“There are still quite a few combinations here,” said Greg McNeilly, a Republican strategist in Michigan and longtime adviser to Secretary of Education Betsy DeVos. “This guy has an unshakable base, but he has a pretty low ceiling. So that combination has just created this substrata that he has across all states that allows him to be within reach of winning, but suppressed, below it. It’s a really weird dynamic.”

Four years ago, Trump’s prospective map appeared much narrower at this point in the campaign. Exactly half of his general election campaign events were held in just four states: Florida, North Carolina, Ohio, and Pennsylvania.

“We looked at basically six states in 2016 that were in play, and we didn’t know about three of them,” said Whit Ayres, the longtime Republican pollster. “You have double that this year. You have at least a dozen states that could legitimately go either way.”

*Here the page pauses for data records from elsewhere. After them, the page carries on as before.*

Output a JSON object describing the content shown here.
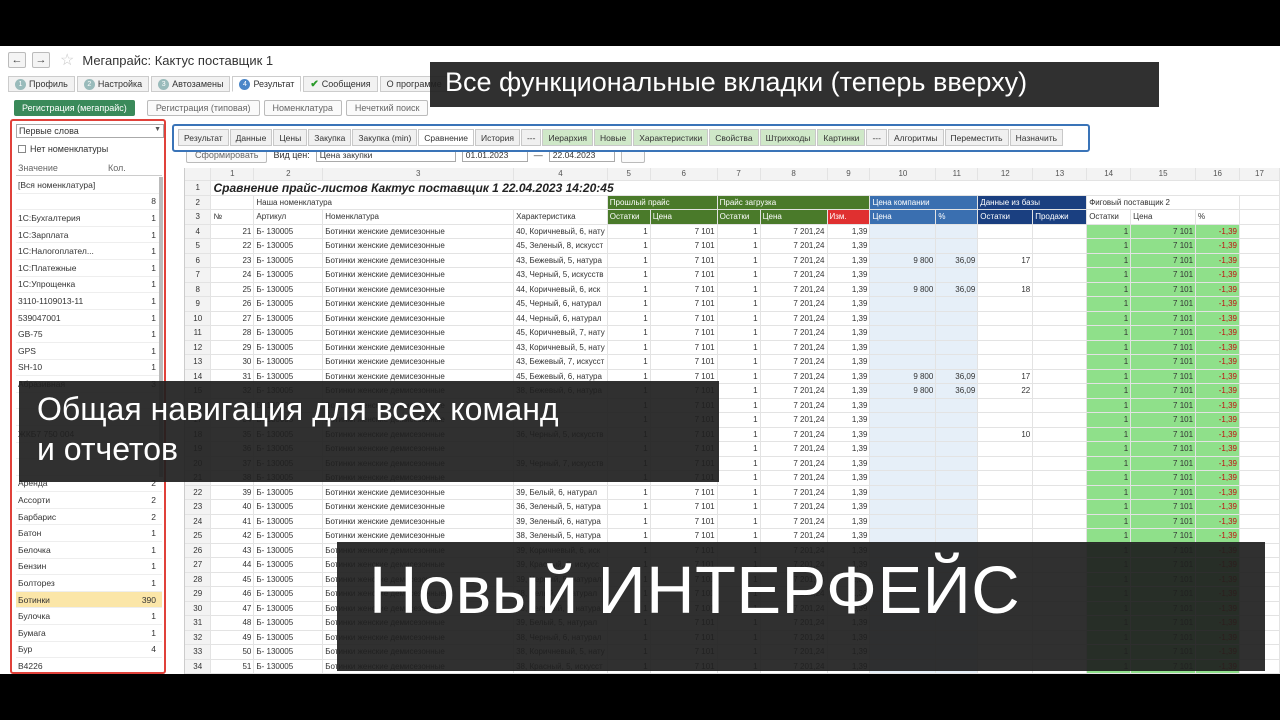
{
  "window": {
    "title": "Мегапрайс: Кактус поставщик 1",
    "back": "←",
    "forward": "→",
    "star": "☆"
  },
  "top_tabs": [
    {
      "num": "1",
      "label": "Профиль",
      "icon": "num"
    },
    {
      "num": "2",
      "label": "Настройка",
      "icon": "num"
    },
    {
      "num": "3",
      "label": "Автозамены",
      "icon": "num"
    },
    {
      "num": "4",
      "label": "Результат",
      "icon": "num-blue",
      "active": true
    },
    {
      "num": "",
      "label": "Сообщения",
      "icon": "check"
    },
    {
      "num": "",
      "label": "О программе",
      "icon": "none"
    }
  ],
  "actions": {
    "register": "Регистрация (мегапрайс)",
    "register2": "Регистрация (типовая)",
    "nomenclature": "Номенклатура",
    "search": "Нечеткий поиск"
  },
  "sidebar": {
    "select_value": "Первые слова",
    "checkbox_label": "Нет номенклатуры",
    "col_value": "Значение",
    "col_count": "Кол.",
    "items": [
      {
        "label": "[Вся номенклатура]",
        "count": ""
      },
      {
        "label": "",
        "count": "8"
      },
      {
        "label": "1С:Бухгалтерия",
        "count": "1"
      },
      {
        "label": "1С:Зарплата",
        "count": "1"
      },
      {
        "label": "1С:Налогоплател...",
        "count": "1"
      },
      {
        "label": "1С:Платежные",
        "count": "1"
      },
      {
        "label": "1С:Упрощенка",
        "count": "1"
      },
      {
        "label": "3110-1109013-11",
        "count": "1"
      },
      {
        "label": "539047001",
        "count": "1"
      },
      {
        "label": "GB-75",
        "count": "1"
      },
      {
        "label": "GPS",
        "count": "1"
      },
      {
        "label": "SH-10",
        "count": "1"
      },
      {
        "label": "Абразивная",
        "count": "3"
      },
      {
        "label": "",
        "count": ""
      },
      {
        "label": "",
        "count": ""
      },
      {
        "label": "ЖКБ7 750 004",
        "count": ""
      },
      {
        "label": "",
        "count": ""
      },
      {
        "label": "",
        "count": ""
      },
      {
        "label": "Аренда",
        "count": "2"
      },
      {
        "label": "Ассорти",
        "count": "2"
      },
      {
        "label": "Барбарис",
        "count": "2"
      },
      {
        "label": "Батон",
        "count": "1"
      },
      {
        "label": "Белочка",
        "count": "1"
      },
      {
        "label": "Бензин",
        "count": "1"
      },
      {
        "label": "Болторез",
        "count": "1"
      },
      {
        "label": "Ботинки",
        "count": "390",
        "selected": true
      },
      {
        "label": "Булочка",
        "count": "1"
      },
      {
        "label": "Бумага",
        "count": "1"
      },
      {
        "label": "Бур",
        "count": "4"
      },
      {
        "label": "В4226",
        "count": ""
      }
    ]
  },
  "panel_tabs": [
    {
      "label": "Результат"
    },
    {
      "label": "Данные"
    },
    {
      "label": "Цены"
    },
    {
      "label": "Закупка"
    },
    {
      "label": "Закупка (min)"
    },
    {
      "label": "Сравнение",
      "selected": true
    },
    {
      "label": "История"
    },
    {
      "label": "---"
    },
    {
      "label": "Иерархия",
      "green": true
    },
    {
      "label": "Новые",
      "green": true
    },
    {
      "label": "Характеристики",
      "green": true
    },
    {
      "label": "Свойства",
      "green": true
    },
    {
      "label": "Штрихкоды",
      "green": true
    },
    {
      "label": "Картинки",
      "green": true
    },
    {
      "label": "---"
    },
    {
      "label": "Алгоритмы"
    },
    {
      "label": "Переместить"
    },
    {
      "label": "Назначить"
    }
  ],
  "toolbar": {
    "form_btn": "Сформировать",
    "kind_label": "Вид цен:",
    "kind_value": "Цена закупки",
    "date_from": "01.01.2023",
    "date_to": "22.04.2023",
    "dash": "—"
  },
  "grid": {
    "col_numbers": [
      "",
      "1",
      "2",
      "3",
      "4",
      "5",
      "6",
      "7",
      "8",
      "9",
      "10",
      "11",
      "12",
      "13",
      "14",
      "15",
      "16",
      "17"
    ],
    "title": "Сравнение прайс-листов Кактус поставщик 1 22.04.2023 14:20:45",
    "h2": {
      "our": "Наша номенклатура",
      "past": "Прошлый прайс",
      "load": "Прайс загрузка",
      "company": "Цена компании",
      "base": "Данные из базы",
      "fig": "Фиговый поставщик 2"
    },
    "h3": {
      "no": "№",
      "art": "Артикул",
      "nom": "Номенклатура",
      "char": "Характеристика",
      "ost1": "Остатки",
      "price1": "Цена",
      "ost2": "Остатки",
      "price2": "Цена",
      "chg": "Изм.",
      "cprice": "Цена",
      "pct": "%",
      "bost": "Остатки",
      "bsale": "Продажи",
      "fost": "Остатки",
      "fprice": "Цена",
      "fpct": "%"
    },
    "rows": [
      {
        "r": "4",
        "n": "21",
        "art": "Б- 130005",
        "nom": "Ботинки женские демисезонные",
        "ch": "40, Коричневый, 6, нату",
        "o1": "1",
        "p1": "7 101",
        "o2": "1",
        "p2": "7 201,24",
        "d": "1,39",
        "cp": "",
        "pc": "",
        "bo": "",
        "bs": "",
        "fo": "1",
        "fp": "7 101",
        "fpc": "-1,39"
      },
      {
        "r": "5",
        "n": "22",
        "art": "Б- 130005",
        "nom": "Ботинки женские демисезонные",
        "ch": "45, Зеленый, 8, искусст",
        "o1": "1",
        "p1": "7 101",
        "o2": "1",
        "p2": "7 201,24",
        "d": "1,39",
        "cp": "",
        "pc": "",
        "bo": "",
        "bs": "",
        "fo": "1",
        "fp": "7 101",
        "fpc": "-1,39"
      },
      {
        "r": "6",
        "n": "23",
        "art": "Б- 130005",
        "nom": "Ботинки женские демисезонные",
        "ch": "43, Бежевый, 5, натура",
        "o1": "1",
        "p1": "7 101",
        "o2": "1",
        "p2": "7 201,24",
        "d": "1,39",
        "cp": "9 800",
        "pc": "36,09",
        "bo": "17",
        "bs": "",
        "fo": "1",
        "fp": "7 101",
        "fpc": "-1,39"
      },
      {
        "r": "7",
        "n": "24",
        "art": "Б- 130005",
        "nom": "Ботинки женские демисезонные",
        "ch": "43, Черный, 5, искусств",
        "o1": "1",
        "p1": "7 101",
        "o2": "1",
        "p2": "7 201,24",
        "d": "1,39",
        "cp": "",
        "pc": "",
        "bo": "",
        "bs": "",
        "fo": "1",
        "fp": "7 101",
        "fpc": "-1,39"
      },
      {
        "r": "8",
        "n": "25",
        "art": "Б- 130005",
        "nom": "Ботинки женские демисезонные",
        "ch": "44, Коричневый, 6, иск",
        "o1": "1",
        "p1": "7 101",
        "o2": "1",
        "p2": "7 201,24",
        "d": "1,39",
        "cp": "9 800",
        "pc": "36,09",
        "bo": "18",
        "bs": "",
        "fo": "1",
        "fp": "7 101",
        "fpc": "-1,39"
      },
      {
        "r": "9",
        "n": "26",
        "art": "Б- 130005",
        "nom": "Ботинки женские демисезонные",
        "ch": "45, Черный, 6, натурал",
        "o1": "1",
        "p1": "7 101",
        "o2": "1",
        "p2": "7 201,24",
        "d": "1,39",
        "cp": "",
        "pc": "",
        "bo": "",
        "bs": "",
        "fo": "1",
        "fp": "7 101",
        "fpc": "-1,39"
      },
      {
        "r": "10",
        "n": "27",
        "art": "Б- 130005",
        "nom": "Ботинки женские демисезонные",
        "ch": "44, Черный, 6, натурал",
        "o1": "1",
        "p1": "7 101",
        "o2": "1",
        "p2": "7 201,24",
        "d": "1,39",
        "cp": "",
        "pc": "",
        "bo": "",
        "bs": "",
        "fo": "1",
        "fp": "7 101",
        "fpc": "-1,39"
      },
      {
        "r": "11",
        "n": "28",
        "art": "Б- 130005",
        "nom": "Ботинки женские демисезонные",
        "ch": "45, Коричневый, 7, нату",
        "o1": "1",
        "p1": "7 101",
        "o2": "1",
        "p2": "7 201,24",
        "d": "1,39",
        "cp": "",
        "pc": "",
        "bo": "",
        "bs": "",
        "fo": "1",
        "fp": "7 101",
        "fpc": "-1,39"
      },
      {
        "r": "12",
        "n": "29",
        "art": "Б- 130005",
        "nom": "Ботинки женские демисезонные",
        "ch": "43, Коричневый, 5, нату",
        "o1": "1",
        "p1": "7 101",
        "o2": "1",
        "p2": "7 201,24",
        "d": "1,39",
        "cp": "",
        "pc": "",
        "bo": "",
        "bs": "",
        "fo": "1",
        "fp": "7 101",
        "fpc": "-1,39"
      },
      {
        "r": "13",
        "n": "30",
        "art": "Б- 130005",
        "nom": "Ботинки женские демисезонные",
        "ch": "43, Бежевый, 7, искусст",
        "o1": "1",
        "p1": "7 101",
        "o2": "1",
        "p2": "7 201,24",
        "d": "1,39",
        "cp": "",
        "pc": "",
        "bo": "",
        "bs": "",
        "fo": "1",
        "fp": "7 101",
        "fpc": "-1,39"
      },
      {
        "r": "14",
        "n": "31",
        "art": "Б- 130005",
        "nom": "Ботинки женские демисезонные",
        "ch": "45, Бежевый, 6, натура",
        "o1": "1",
        "p1": "7 101",
        "o2": "1",
        "p2": "7 201,24",
        "d": "1,39",
        "cp": "9 800",
        "pc": "36,09",
        "bo": "17",
        "bs": "",
        "fo": "1",
        "fp": "7 101",
        "fpc": "-1,39"
      },
      {
        "r": "15",
        "n": "32",
        "art": "Б- 130005",
        "nom": "Ботинки женские демисезонные",
        "ch": "38, Бежевый, 6, натура",
        "o1": "1",
        "p1": "7 101",
        "o2": "1",
        "p2": "7 201,24",
        "d": "1,39",
        "cp": "9 800",
        "pc": "36,09",
        "bo": "22",
        "bs": "",
        "fo": "1",
        "fp": "7 101",
        "fpc": "-1,39"
      },
      {
        "r": "16",
        "n": "33",
        "art": "Б- 130005",
        "nom": "Ботинки женские демисезонные",
        "ch": "",
        "o1": "1",
        "p1": "7 101",
        "o2": "1",
        "p2": "7 201,24",
        "d": "1,39",
        "cp": "",
        "pc": "",
        "bo": "",
        "bs": "",
        "fo": "1",
        "fp": "7 101",
        "fpc": "-1,39"
      },
      {
        "r": "17",
        "n": "34",
        "art": "Б- 130005",
        "nom": "Ботинки женские демисезонные",
        "ch": "",
        "o1": "1",
        "p1": "7 101",
        "o2": "1",
        "p2": "7 201,24",
        "d": "1,39",
        "cp": "",
        "pc": "",
        "bo": "",
        "bs": "",
        "fo": "1",
        "fp": "7 101",
        "fpc": "-1,39"
      },
      {
        "r": "18",
        "n": "35",
        "art": "Б- 130005",
        "nom": "Ботинки женские демисезонные",
        "ch": "36, Черный, 5, искусств",
        "o1": "1",
        "p1": "7 101",
        "o2": "1",
        "p2": "7 201,24",
        "d": "1,39",
        "cp": "",
        "pc": "",
        "bo": "10",
        "bs": "",
        "fo": "1",
        "fp": "7 101",
        "fpc": "-1,39"
      },
      {
        "r": "19",
        "n": "36",
        "art": "Б- 130005",
        "nom": "Ботинки женские демисезонные",
        "ch": "",
        "o1": "1",
        "p1": "7 101",
        "o2": "1",
        "p2": "7 201,24",
        "d": "1,39",
        "cp": "",
        "pc": "",
        "bo": "",
        "bs": "",
        "fo": "1",
        "fp": "7 101",
        "fpc": "-1,39"
      },
      {
        "r": "20",
        "n": "37",
        "art": "Б- 130005",
        "nom": "Ботинки женские демисезонные",
        "ch": "39, Черный, 7, искусств",
        "o1": "1",
        "p1": "7 101",
        "o2": "1",
        "p2": "7 201,24",
        "d": "1,39",
        "cp": "",
        "pc": "",
        "bo": "",
        "bs": "",
        "fo": "1",
        "fp": "7 101",
        "fpc": "-1,39"
      },
      {
        "r": "21",
        "n": "38",
        "art": "Б- 130005",
        "nom": "Ботинки женские демисезонные",
        "ch": "",
        "o1": "1",
        "p1": "7 101",
        "o2": "1",
        "p2": "7 201,24",
        "d": "1,39",
        "cp": "",
        "pc": "",
        "bo": "",
        "bs": "",
        "fo": "1",
        "fp": "7 101",
        "fpc": "-1,39"
      },
      {
        "r": "22",
        "n": "39",
        "art": "Б- 130005",
        "nom": "Ботинки женские демисезонные",
        "ch": "39, Белый, 6, натурал",
        "o1": "1",
        "p1": "7 101",
        "o2": "1",
        "p2": "7 201,24",
        "d": "1,39",
        "cp": "",
        "pc": "",
        "bo": "",
        "bs": "",
        "fo": "1",
        "fp": "7 101",
        "fpc": "-1,39"
      },
      {
        "r": "23",
        "n": "40",
        "art": "Б- 130005",
        "nom": "Ботинки женские демисезонные",
        "ch": "36, Зеленый, 5, натура",
        "o1": "1",
        "p1": "7 101",
        "o2": "1",
        "p2": "7 201,24",
        "d": "1,39",
        "cp": "",
        "pc": "",
        "bo": "",
        "bs": "",
        "fo": "1",
        "fp": "7 101",
        "fpc": "-1,39"
      },
      {
        "r": "24",
        "n": "41",
        "art": "Б- 130005",
        "nom": "Ботинки женские демисезонные",
        "ch": "39, Зеленый, 6, натура",
        "o1": "1",
        "p1": "7 101",
        "o2": "1",
        "p2": "7 201,24",
        "d": "1,39",
        "cp": "",
        "pc": "",
        "bo": "",
        "bs": "",
        "fo": "1",
        "fp": "7 101",
        "fpc": "-1,39"
      },
      {
        "r": "25",
        "n": "42",
        "art": "Б- 130005",
        "nom": "Ботинки женские демисезонные",
        "ch": "38, Зеленый, 5, натура",
        "o1": "1",
        "p1": "7 101",
        "o2": "1",
        "p2": "7 201,24",
        "d": "1,39",
        "cp": "",
        "pc": "",
        "bo": "",
        "bs": "",
        "fo": "1",
        "fp": "7 101",
        "fpc": "-1,39"
      },
      {
        "r": "26",
        "n": "43",
        "art": "Б- 130005",
        "nom": "Ботинки женские демисезонные",
        "ch": "39, Коричневый, 6, иск",
        "o1": "1",
        "p1": "7 101",
        "o2": "1",
        "p2": "7 201,24",
        "d": "1,39",
        "cp": "",
        "pc": "",
        "bo": "",
        "bs": "",
        "fo": "1",
        "fp": "7 101",
        "fpc": "-1,39"
      },
      {
        "r": "27",
        "n": "44",
        "art": "Б- 130005",
        "nom": "Ботинки женские демисезонные",
        "ch": "39, Красный, 6, искусс",
        "o1": "1",
        "p1": "7 101",
        "o2": "1",
        "p2": "7 201,24",
        "d": "1,39",
        "cp": "",
        "pc": "",
        "bo": "",
        "bs": "",
        "fo": "1",
        "fp": "7 101",
        "fpc": "-1,39"
      },
      {
        "r": "28",
        "n": "45",
        "art": "Б- 130005",
        "nom": "Ботинки женские демисезонные",
        "ch": "39, Черный, 5, натурал",
        "o1": "1",
        "p1": "7 101",
        "o2": "1",
        "p2": "7 201,24",
        "d": "1,39",
        "cp": "",
        "pc": "",
        "bo": "",
        "bs": "",
        "fo": "1",
        "fp": "7 101",
        "fpc": "-1,39"
      },
      {
        "r": "29",
        "n": "46",
        "art": "Б- 130005",
        "nom": "Ботинки женские демисезонные",
        "ch": "38, Белый, 7, натурал",
        "o1": "1",
        "p1": "7 101",
        "o2": "1",
        "p2": "7 201,24",
        "d": "1,39",
        "cp": "",
        "pc": "",
        "bo": "",
        "bs": "",
        "fo": "1",
        "fp": "7 101",
        "fpc": "-1,39"
      },
      {
        "r": "30",
        "n": "47",
        "art": "Б- 130005",
        "nom": "Ботинки женские демисезонные",
        "ch": "38, Зеленый, 5, натура",
        "o1": "1",
        "p1": "7 101",
        "o2": "1",
        "p2": "7 201,24",
        "d": "1,39",
        "cp": "",
        "pc": "",
        "bo": "",
        "bs": "",
        "fo": "1",
        "fp": "7 101",
        "fpc": "-1,39"
      },
      {
        "r": "31",
        "n": "48",
        "art": "Б- 130005",
        "nom": "Ботинки женские демисезонные",
        "ch": "39, Белый, 5, натурал",
        "o1": "1",
        "p1": "7 101",
        "o2": "1",
        "p2": "7 201,24",
        "d": "1,39",
        "cp": "",
        "pc": "",
        "bo": "",
        "bs": "",
        "fo": "1",
        "fp": "7 101",
        "fpc": "-1,39"
      },
      {
        "r": "32",
        "n": "49",
        "art": "Б- 130005",
        "nom": "Ботинки женские демисезонные",
        "ch": "38, Черный, 6, натурал",
        "o1": "1",
        "p1": "7 101",
        "o2": "1",
        "p2": "7 201,24",
        "d": "1,39",
        "cp": "",
        "pc": "",
        "bo": "",
        "bs": "",
        "fo": "1",
        "fp": "7 101",
        "fpc": "-1,39"
      },
      {
        "r": "33",
        "n": "50",
        "art": "Б- 130005",
        "nom": "Ботинки женские демисезонные",
        "ch": "38, Коричневый, 5, нату",
        "o1": "1",
        "p1": "7 101",
        "o2": "1",
        "p2": "7 201,24",
        "d": "1,39",
        "cp": "",
        "pc": "",
        "bo": "",
        "bs": "",
        "fo": "1",
        "fp": "7 101",
        "fpc": "-1,39"
      },
      {
        "r": "34",
        "n": "51",
        "art": "Б- 130005",
        "nom": "Ботинки женские демисезонные",
        "ch": "38, Красный, 5, искусст",
        "o1": "1",
        "p1": "7 101",
        "o2": "1",
        "p2": "7 201,24",
        "d": "1,39",
        "cp": "",
        "pc": "",
        "bo": "",
        "bs": "",
        "fo": "1",
        "fp": "7 101",
        "fpc": "-1,39"
      }
    ]
  },
  "overlays": {
    "tabs_caption": "Все функциональные вкладки (теперь вверху)",
    "nav_caption_1": "Общая навигация для всех команд",
    "nav_caption_2": "и отчетов",
    "headline": "Новый ИНТЕРФЕЙС"
  },
  "colors": {
    "sidebar_frame": "#e0413a",
    "tabs_frame": "#3a74b8",
    "fig_column": "#8fe08a",
    "selected_row": "#fbe6a8"
  }
}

Much of the map’s fluidity is a function of Trump’s weak standing nationally — forcing Republicans to adopt a defensive posture in states that Trump won easily in 2016.